▸ Problem description
Select every line below containing the word "EXPLORE".

▸ Dataset content
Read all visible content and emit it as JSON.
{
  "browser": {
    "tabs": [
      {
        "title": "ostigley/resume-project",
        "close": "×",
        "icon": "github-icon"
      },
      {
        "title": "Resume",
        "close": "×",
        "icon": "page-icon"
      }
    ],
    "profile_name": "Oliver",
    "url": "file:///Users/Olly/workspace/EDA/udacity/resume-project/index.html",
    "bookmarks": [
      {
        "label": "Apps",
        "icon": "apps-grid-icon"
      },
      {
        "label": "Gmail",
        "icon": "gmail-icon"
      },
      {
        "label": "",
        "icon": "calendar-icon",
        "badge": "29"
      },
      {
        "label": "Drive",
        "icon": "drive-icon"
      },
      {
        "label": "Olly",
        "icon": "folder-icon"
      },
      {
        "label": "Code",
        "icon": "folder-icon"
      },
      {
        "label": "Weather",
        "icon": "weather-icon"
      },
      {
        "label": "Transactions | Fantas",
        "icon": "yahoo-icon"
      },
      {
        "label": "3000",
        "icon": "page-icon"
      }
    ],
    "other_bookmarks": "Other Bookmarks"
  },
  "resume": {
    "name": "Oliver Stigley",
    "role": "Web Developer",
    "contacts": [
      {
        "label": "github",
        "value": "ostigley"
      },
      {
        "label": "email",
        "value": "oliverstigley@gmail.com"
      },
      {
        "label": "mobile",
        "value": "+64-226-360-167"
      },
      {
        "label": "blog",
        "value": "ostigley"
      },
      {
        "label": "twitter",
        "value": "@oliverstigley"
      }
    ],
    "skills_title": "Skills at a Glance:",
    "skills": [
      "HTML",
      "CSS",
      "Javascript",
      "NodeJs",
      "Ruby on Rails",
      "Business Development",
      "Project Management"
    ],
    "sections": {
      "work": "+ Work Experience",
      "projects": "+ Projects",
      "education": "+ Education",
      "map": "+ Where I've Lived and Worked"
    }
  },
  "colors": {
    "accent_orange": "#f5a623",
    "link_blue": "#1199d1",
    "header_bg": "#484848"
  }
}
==
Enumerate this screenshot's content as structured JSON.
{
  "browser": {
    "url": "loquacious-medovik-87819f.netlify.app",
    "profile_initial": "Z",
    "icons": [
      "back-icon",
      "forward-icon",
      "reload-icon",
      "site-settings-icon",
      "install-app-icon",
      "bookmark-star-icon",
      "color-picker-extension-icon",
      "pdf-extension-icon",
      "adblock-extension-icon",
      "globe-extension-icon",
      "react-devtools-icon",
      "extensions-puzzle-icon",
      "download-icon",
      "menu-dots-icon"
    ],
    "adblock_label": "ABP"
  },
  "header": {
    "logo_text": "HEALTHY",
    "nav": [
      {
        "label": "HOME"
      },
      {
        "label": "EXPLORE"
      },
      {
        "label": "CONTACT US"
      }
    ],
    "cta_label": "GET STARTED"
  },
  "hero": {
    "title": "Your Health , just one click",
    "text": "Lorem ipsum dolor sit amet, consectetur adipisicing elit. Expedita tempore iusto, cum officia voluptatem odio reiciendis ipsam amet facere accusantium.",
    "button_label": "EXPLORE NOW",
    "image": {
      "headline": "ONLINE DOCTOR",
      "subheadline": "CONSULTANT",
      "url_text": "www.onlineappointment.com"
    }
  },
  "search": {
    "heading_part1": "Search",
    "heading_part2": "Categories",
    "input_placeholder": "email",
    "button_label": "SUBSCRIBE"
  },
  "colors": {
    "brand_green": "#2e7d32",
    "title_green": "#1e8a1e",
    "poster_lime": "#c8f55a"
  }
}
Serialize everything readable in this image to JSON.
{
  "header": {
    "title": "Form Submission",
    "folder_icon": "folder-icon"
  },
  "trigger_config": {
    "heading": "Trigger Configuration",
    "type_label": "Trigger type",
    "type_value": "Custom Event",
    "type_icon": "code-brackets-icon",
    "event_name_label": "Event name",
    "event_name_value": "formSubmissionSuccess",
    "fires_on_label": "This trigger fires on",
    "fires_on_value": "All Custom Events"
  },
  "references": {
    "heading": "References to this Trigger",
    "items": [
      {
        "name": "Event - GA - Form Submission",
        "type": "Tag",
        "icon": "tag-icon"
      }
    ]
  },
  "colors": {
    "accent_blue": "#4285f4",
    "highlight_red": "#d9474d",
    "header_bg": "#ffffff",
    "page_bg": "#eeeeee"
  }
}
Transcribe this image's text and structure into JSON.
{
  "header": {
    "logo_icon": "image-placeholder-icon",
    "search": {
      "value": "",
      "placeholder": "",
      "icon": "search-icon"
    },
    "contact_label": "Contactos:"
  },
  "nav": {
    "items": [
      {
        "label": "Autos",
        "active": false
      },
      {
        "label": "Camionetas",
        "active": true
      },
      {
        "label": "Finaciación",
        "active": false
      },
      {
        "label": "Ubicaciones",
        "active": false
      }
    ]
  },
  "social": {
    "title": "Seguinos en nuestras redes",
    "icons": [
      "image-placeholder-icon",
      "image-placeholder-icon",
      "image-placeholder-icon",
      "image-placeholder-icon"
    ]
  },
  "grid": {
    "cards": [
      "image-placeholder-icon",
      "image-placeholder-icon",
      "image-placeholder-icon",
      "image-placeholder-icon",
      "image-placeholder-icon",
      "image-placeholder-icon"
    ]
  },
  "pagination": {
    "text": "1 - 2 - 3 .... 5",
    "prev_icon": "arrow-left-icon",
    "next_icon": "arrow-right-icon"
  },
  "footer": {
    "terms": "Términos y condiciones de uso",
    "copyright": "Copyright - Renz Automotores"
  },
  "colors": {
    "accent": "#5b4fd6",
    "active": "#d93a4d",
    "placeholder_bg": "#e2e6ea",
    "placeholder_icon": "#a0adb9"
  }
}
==
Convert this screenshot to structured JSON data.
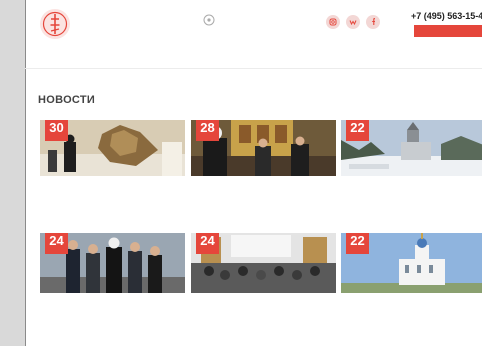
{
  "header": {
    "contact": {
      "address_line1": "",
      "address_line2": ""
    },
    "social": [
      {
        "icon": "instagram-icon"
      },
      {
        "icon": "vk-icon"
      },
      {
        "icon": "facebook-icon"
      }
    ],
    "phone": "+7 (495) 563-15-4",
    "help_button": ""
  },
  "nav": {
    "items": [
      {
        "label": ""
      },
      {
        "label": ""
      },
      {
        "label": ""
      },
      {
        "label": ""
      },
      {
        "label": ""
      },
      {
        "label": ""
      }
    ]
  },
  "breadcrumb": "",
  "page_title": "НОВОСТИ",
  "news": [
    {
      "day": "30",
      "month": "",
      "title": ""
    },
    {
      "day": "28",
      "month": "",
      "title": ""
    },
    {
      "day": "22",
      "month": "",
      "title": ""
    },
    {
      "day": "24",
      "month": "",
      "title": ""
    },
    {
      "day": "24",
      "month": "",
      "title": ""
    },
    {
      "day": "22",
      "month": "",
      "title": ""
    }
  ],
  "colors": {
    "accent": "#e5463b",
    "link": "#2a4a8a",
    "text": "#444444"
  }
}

▸ Reply
        "label": "EXPLORE"
    "button_label": "EXPLORE NOW",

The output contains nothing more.